» **Problem**:
Please count the lines in the entries below that include the word "JSON", and give only the number.

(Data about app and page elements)
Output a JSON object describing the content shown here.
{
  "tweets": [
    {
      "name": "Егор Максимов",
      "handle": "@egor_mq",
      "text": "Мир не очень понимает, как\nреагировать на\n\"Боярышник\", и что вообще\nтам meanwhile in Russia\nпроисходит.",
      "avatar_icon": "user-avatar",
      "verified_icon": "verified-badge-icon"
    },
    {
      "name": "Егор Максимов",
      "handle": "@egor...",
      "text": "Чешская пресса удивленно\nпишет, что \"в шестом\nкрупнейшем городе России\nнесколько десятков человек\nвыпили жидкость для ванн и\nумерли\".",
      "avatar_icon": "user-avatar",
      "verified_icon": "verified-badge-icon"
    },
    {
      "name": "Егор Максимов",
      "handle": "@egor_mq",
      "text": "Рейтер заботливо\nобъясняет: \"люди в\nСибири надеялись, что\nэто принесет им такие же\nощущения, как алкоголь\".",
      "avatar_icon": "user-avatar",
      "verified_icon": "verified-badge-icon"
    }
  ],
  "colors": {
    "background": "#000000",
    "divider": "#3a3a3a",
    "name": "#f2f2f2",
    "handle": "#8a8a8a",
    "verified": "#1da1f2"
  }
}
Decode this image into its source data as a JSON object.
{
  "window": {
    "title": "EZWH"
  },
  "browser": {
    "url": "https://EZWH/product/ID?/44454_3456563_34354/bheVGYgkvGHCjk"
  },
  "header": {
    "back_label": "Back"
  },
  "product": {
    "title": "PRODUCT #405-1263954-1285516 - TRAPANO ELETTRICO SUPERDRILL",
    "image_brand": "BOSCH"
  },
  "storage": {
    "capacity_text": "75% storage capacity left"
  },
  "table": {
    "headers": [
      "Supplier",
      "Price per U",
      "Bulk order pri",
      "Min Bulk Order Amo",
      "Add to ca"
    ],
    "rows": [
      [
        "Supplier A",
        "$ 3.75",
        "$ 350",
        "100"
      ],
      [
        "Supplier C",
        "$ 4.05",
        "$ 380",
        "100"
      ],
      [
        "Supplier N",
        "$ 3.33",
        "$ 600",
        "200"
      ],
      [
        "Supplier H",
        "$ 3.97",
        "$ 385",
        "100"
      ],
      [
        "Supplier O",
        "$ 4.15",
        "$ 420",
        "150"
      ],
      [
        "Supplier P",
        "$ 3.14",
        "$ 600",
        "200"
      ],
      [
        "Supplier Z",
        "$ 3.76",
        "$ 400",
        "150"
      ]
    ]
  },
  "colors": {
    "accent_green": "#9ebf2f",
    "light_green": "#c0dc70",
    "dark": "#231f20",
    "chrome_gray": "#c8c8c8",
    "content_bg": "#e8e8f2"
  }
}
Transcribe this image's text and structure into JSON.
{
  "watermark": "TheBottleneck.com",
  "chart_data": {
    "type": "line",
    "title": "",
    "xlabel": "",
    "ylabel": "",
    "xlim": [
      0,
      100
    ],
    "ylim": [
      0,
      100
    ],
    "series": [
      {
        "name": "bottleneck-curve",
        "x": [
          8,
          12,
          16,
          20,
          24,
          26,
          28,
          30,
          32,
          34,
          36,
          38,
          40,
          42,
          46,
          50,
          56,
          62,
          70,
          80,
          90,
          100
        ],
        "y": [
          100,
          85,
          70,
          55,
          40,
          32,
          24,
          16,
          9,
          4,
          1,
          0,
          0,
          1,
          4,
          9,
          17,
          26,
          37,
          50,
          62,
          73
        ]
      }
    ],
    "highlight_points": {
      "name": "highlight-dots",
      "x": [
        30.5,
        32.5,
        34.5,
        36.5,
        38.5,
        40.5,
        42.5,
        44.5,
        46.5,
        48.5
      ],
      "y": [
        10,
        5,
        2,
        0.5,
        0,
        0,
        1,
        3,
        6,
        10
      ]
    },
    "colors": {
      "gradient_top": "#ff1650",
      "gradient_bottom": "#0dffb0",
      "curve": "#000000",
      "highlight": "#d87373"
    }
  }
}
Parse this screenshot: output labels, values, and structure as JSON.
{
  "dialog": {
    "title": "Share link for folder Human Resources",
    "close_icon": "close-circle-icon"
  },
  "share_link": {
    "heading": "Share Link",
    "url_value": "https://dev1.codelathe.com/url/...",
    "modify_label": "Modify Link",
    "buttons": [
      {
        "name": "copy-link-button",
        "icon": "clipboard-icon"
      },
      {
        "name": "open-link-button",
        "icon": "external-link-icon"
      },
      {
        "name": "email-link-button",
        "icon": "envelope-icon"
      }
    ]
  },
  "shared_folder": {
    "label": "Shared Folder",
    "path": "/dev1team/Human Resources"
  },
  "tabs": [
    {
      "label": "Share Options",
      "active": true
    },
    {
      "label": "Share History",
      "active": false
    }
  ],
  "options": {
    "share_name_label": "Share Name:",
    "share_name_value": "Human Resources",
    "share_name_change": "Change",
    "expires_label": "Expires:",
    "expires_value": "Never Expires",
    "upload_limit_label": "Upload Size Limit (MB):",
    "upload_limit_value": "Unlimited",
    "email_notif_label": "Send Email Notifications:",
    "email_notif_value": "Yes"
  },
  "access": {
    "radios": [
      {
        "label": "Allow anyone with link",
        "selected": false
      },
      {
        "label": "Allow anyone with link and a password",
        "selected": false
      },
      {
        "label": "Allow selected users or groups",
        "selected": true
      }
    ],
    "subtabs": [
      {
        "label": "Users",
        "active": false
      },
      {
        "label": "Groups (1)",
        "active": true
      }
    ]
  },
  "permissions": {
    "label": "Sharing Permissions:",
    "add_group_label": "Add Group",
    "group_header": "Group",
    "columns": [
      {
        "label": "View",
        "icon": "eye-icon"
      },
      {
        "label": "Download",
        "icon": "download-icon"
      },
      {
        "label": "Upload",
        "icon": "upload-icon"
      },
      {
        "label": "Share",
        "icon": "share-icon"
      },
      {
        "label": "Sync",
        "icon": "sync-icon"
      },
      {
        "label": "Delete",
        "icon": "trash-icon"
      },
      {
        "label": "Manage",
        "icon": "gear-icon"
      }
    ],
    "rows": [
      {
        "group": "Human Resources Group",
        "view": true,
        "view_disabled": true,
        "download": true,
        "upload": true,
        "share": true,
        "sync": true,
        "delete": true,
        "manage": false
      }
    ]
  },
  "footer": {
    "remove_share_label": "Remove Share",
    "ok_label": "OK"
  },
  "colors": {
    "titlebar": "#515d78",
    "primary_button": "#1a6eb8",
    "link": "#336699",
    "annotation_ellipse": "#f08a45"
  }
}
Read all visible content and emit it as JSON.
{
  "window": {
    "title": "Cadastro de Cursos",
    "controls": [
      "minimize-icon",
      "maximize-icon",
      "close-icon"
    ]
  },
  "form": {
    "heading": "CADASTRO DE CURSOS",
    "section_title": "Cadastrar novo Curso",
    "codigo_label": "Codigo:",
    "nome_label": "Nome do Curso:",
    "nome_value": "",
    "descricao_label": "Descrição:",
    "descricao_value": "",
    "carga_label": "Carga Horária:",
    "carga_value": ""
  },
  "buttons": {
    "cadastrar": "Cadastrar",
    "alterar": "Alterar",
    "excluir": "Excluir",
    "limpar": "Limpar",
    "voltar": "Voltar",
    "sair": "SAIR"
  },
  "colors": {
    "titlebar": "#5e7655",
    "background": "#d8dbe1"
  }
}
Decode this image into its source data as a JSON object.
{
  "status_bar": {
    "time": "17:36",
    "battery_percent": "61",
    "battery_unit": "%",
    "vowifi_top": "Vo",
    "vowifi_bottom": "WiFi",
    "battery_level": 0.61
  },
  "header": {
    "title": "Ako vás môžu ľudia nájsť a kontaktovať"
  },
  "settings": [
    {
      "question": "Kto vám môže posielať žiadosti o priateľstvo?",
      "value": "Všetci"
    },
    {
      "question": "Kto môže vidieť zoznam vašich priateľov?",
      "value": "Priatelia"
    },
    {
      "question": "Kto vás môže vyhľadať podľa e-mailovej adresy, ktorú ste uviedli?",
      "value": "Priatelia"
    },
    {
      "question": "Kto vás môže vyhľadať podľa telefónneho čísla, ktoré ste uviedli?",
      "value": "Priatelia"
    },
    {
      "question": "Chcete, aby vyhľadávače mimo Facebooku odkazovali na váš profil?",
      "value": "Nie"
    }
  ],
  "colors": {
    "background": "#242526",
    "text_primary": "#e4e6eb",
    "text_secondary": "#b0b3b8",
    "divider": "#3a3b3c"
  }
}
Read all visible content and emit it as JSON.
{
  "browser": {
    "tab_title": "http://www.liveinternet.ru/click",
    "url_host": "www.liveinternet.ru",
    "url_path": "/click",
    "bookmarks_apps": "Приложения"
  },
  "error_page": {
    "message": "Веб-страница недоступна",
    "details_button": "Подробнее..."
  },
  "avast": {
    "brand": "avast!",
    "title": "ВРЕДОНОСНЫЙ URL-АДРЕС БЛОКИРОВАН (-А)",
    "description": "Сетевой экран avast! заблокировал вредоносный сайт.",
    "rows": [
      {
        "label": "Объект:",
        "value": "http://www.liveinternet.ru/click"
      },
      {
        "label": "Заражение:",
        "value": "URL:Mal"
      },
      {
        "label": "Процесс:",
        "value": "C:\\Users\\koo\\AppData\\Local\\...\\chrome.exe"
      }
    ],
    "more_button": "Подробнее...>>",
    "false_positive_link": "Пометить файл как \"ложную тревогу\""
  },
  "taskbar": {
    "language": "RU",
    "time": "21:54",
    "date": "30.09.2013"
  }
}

» **Finished exercise**:
7